Extracted entries:
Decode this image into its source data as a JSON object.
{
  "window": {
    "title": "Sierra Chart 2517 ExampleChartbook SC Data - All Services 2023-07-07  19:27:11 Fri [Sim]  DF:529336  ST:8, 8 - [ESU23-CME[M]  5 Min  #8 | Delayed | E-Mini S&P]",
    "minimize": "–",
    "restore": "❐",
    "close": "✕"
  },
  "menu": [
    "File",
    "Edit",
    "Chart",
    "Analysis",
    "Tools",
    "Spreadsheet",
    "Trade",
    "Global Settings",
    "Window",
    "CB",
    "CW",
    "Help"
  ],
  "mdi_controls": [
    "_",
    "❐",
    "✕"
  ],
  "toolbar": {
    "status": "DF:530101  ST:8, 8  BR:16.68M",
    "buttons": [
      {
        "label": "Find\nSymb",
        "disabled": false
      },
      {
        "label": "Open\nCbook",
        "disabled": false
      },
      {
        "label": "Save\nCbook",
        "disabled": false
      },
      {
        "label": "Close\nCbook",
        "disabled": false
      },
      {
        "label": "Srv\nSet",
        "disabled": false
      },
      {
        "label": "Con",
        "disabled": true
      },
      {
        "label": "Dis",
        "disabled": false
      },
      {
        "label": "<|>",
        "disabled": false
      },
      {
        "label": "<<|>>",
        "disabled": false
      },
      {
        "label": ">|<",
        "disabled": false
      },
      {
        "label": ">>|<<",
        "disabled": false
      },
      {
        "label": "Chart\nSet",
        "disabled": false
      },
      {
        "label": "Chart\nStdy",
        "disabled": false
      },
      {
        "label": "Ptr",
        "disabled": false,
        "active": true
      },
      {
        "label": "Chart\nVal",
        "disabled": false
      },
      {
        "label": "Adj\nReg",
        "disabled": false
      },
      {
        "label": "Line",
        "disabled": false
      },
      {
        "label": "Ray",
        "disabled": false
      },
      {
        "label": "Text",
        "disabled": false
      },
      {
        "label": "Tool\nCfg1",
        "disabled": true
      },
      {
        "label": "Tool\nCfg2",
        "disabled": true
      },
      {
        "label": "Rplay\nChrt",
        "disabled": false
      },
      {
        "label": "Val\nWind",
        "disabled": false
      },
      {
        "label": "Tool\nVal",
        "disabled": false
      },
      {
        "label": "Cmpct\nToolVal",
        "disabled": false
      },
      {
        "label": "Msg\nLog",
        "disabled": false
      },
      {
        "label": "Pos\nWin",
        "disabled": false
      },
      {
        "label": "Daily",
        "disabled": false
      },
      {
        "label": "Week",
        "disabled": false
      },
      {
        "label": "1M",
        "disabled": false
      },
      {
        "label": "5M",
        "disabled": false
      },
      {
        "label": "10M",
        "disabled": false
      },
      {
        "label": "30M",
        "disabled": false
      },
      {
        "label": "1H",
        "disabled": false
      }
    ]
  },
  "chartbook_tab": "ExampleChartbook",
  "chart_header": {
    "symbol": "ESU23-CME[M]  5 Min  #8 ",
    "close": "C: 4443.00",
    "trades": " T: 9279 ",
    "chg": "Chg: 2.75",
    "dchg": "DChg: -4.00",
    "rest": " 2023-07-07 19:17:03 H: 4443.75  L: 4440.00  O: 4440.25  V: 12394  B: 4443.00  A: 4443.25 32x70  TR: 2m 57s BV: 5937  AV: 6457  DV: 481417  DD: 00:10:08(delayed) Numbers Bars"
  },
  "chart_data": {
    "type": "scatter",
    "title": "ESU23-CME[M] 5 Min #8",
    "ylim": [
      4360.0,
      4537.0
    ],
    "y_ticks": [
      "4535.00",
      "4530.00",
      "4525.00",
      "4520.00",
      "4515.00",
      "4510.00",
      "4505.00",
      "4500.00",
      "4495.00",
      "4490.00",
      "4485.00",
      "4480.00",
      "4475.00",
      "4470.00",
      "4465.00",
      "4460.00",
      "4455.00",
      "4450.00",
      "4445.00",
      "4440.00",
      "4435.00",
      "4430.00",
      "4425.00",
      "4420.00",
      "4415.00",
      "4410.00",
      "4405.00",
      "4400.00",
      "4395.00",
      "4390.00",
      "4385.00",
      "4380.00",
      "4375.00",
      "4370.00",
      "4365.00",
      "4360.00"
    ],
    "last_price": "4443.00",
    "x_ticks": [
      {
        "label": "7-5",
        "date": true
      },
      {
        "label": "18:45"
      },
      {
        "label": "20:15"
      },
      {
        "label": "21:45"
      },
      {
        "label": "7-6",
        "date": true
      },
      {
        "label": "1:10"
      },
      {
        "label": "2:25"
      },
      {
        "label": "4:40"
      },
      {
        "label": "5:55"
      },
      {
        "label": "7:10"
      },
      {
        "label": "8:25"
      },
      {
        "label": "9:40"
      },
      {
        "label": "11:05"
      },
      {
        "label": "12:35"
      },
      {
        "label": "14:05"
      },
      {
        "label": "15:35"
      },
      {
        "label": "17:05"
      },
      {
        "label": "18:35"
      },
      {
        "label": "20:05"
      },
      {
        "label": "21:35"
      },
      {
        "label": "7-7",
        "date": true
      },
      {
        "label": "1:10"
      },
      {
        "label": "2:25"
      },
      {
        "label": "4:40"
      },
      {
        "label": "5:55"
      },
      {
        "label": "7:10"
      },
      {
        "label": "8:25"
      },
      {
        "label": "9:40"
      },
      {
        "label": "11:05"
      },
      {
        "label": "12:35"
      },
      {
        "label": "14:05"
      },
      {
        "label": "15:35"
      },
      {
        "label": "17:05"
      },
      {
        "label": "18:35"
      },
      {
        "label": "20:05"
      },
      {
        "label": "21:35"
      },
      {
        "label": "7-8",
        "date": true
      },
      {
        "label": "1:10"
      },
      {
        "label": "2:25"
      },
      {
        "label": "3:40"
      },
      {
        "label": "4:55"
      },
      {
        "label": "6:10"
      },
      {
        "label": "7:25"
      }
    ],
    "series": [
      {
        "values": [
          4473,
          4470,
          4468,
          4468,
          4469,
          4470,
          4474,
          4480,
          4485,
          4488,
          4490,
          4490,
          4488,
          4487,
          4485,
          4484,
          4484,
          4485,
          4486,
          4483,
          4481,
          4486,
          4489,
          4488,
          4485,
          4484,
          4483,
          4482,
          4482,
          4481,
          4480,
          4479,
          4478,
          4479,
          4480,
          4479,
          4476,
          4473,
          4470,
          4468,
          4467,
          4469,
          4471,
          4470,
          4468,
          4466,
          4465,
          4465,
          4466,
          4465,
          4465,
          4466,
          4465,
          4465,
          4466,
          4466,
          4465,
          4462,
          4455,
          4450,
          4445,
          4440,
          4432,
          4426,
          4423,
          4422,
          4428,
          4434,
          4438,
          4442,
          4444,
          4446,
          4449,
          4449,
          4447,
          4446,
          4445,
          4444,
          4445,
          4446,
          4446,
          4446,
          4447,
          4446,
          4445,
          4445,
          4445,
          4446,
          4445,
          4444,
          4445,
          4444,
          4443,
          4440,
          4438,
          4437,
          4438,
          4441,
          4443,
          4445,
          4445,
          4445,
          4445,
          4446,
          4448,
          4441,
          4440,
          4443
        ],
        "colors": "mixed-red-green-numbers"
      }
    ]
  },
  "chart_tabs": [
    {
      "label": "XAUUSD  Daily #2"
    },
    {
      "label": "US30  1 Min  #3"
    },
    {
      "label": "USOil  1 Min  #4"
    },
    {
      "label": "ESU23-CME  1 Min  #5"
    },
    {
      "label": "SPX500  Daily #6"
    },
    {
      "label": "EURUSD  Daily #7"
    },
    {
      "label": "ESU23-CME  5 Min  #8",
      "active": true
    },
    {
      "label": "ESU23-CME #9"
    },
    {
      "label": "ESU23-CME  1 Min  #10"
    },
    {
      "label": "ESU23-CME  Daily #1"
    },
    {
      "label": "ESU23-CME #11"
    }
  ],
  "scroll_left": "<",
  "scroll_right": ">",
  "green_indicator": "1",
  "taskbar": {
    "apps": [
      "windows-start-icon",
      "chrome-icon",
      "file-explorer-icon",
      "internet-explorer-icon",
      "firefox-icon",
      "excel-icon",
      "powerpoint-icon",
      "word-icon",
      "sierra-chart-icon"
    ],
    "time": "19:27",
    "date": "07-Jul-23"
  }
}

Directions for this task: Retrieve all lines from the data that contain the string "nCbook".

Task response:
        "label": "Open\nCbook",
        "label": "Save\nCbook",
        "label": "Close\nCbook",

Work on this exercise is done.